__What to work on__. Pull out every line below that contains the word "JSON".

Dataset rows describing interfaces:

================================

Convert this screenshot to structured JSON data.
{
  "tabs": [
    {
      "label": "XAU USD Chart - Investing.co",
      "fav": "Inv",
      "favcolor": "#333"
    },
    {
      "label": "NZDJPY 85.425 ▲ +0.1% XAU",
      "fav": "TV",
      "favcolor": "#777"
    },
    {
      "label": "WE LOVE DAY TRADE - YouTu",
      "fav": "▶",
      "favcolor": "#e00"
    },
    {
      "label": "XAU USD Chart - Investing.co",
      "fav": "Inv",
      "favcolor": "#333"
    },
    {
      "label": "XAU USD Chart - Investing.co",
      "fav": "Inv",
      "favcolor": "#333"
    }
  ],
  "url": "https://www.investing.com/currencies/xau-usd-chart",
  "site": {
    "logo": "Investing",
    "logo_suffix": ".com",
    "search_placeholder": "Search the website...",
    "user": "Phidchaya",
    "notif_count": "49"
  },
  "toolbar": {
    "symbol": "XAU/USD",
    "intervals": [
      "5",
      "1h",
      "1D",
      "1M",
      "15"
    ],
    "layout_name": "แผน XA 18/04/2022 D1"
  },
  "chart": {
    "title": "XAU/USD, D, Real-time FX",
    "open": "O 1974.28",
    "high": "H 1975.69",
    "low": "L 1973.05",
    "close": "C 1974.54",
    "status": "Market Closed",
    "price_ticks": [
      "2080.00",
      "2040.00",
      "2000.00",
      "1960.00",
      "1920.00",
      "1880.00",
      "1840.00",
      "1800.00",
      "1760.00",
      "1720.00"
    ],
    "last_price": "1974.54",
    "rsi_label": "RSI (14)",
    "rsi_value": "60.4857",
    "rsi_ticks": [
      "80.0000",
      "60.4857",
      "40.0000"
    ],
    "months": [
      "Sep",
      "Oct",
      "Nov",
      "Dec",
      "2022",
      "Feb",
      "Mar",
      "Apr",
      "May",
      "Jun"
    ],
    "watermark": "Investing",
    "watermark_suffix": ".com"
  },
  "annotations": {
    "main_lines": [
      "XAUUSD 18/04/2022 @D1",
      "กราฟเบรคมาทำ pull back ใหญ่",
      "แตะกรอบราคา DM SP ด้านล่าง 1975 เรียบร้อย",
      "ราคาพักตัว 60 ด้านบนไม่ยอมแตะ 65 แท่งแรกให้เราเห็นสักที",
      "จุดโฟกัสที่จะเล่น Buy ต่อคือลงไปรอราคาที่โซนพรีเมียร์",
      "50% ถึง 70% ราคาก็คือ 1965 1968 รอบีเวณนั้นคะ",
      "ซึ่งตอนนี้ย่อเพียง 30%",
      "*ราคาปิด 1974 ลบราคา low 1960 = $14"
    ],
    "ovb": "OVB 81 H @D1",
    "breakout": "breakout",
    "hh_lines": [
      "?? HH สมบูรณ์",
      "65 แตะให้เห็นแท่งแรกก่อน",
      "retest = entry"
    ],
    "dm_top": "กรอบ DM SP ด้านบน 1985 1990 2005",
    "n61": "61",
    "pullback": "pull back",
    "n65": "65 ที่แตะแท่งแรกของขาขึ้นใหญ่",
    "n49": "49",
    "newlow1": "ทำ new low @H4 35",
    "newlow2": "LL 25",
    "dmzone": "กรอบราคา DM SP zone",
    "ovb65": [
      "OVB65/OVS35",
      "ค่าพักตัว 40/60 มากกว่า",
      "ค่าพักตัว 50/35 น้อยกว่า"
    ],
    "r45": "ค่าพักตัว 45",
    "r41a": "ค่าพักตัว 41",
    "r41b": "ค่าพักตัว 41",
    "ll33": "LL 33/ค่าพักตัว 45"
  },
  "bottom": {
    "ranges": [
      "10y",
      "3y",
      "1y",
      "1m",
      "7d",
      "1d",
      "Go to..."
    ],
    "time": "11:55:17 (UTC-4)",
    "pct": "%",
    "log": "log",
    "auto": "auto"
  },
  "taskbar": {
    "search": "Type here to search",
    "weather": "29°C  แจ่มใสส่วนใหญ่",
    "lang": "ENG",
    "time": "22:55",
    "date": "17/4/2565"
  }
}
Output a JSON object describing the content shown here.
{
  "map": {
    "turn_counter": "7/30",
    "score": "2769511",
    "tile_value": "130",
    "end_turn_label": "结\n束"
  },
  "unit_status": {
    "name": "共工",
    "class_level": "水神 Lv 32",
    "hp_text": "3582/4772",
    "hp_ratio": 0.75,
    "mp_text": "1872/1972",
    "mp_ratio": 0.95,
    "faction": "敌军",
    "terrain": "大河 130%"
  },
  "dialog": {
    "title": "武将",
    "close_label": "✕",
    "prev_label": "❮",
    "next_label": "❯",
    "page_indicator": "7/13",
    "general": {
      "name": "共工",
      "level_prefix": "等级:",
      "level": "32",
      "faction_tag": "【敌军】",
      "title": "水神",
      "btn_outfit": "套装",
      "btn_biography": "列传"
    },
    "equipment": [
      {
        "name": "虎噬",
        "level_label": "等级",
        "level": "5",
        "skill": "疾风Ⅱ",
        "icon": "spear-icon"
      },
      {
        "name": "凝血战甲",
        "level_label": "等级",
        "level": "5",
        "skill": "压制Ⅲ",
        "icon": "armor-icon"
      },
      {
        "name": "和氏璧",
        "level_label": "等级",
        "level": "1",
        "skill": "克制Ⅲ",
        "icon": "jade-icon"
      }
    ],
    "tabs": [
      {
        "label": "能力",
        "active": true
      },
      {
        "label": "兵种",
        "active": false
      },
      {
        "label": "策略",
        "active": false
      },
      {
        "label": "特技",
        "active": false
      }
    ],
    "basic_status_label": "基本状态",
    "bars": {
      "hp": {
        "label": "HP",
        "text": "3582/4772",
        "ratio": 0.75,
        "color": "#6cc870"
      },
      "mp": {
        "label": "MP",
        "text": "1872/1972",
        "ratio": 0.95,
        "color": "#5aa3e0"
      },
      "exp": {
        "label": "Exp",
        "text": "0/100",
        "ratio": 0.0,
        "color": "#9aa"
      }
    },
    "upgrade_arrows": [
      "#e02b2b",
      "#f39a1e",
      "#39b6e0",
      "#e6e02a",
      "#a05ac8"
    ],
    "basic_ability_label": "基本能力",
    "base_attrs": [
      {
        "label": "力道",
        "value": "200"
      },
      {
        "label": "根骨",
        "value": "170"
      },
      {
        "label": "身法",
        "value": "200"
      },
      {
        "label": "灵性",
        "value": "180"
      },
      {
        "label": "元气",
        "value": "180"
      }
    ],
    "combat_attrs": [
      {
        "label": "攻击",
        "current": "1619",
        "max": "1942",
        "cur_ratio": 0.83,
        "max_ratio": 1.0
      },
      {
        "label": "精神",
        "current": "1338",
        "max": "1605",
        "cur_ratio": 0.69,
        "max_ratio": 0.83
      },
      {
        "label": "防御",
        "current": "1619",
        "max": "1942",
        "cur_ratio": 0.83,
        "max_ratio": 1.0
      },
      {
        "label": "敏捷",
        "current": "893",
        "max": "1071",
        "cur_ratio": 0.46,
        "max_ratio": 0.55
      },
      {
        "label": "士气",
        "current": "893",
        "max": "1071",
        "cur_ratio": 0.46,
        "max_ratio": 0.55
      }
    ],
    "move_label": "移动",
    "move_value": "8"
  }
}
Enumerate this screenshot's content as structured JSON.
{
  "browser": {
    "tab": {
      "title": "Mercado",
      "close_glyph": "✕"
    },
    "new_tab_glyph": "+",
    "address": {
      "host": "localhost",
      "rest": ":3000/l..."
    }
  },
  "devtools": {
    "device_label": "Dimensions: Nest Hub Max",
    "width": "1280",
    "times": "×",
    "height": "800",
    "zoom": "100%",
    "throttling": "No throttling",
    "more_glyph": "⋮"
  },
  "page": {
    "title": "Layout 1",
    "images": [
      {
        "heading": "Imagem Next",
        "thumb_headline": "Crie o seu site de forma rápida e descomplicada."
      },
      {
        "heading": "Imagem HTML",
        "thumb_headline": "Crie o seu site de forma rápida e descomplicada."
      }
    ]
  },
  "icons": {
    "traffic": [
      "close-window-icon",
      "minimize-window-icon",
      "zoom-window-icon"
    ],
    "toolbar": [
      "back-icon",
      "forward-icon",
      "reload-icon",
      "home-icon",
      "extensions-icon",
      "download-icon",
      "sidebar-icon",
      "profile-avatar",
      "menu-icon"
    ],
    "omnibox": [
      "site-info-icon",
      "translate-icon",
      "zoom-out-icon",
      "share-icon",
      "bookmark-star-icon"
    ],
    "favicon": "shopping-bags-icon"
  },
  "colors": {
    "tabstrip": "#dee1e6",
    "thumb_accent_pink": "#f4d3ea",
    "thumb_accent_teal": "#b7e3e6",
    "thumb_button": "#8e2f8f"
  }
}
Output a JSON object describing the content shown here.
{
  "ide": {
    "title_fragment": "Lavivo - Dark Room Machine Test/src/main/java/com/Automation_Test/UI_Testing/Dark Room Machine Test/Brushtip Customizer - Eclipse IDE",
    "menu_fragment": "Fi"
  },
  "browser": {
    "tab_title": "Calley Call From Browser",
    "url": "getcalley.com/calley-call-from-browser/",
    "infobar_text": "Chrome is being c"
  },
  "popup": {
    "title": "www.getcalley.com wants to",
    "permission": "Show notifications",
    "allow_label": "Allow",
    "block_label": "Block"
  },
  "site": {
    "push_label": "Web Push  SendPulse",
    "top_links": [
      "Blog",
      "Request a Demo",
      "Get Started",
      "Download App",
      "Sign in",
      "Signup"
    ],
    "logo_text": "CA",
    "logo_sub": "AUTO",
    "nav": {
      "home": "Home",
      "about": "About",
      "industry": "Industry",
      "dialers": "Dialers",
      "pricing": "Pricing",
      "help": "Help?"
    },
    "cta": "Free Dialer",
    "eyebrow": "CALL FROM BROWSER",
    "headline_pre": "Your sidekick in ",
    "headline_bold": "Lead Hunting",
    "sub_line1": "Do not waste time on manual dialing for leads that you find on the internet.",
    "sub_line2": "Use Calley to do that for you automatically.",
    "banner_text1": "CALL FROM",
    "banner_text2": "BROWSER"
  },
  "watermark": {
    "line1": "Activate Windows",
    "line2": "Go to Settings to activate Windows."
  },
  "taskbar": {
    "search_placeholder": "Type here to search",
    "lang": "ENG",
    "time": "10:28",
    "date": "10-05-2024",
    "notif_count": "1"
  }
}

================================

__Solution to the problem__.
Convert this screenshot to structured JSON data.
Output a JSON object describing the content shown here.
Enumerate this screenshot's content as structured JSON.
Output a JSON object describing the content shown here.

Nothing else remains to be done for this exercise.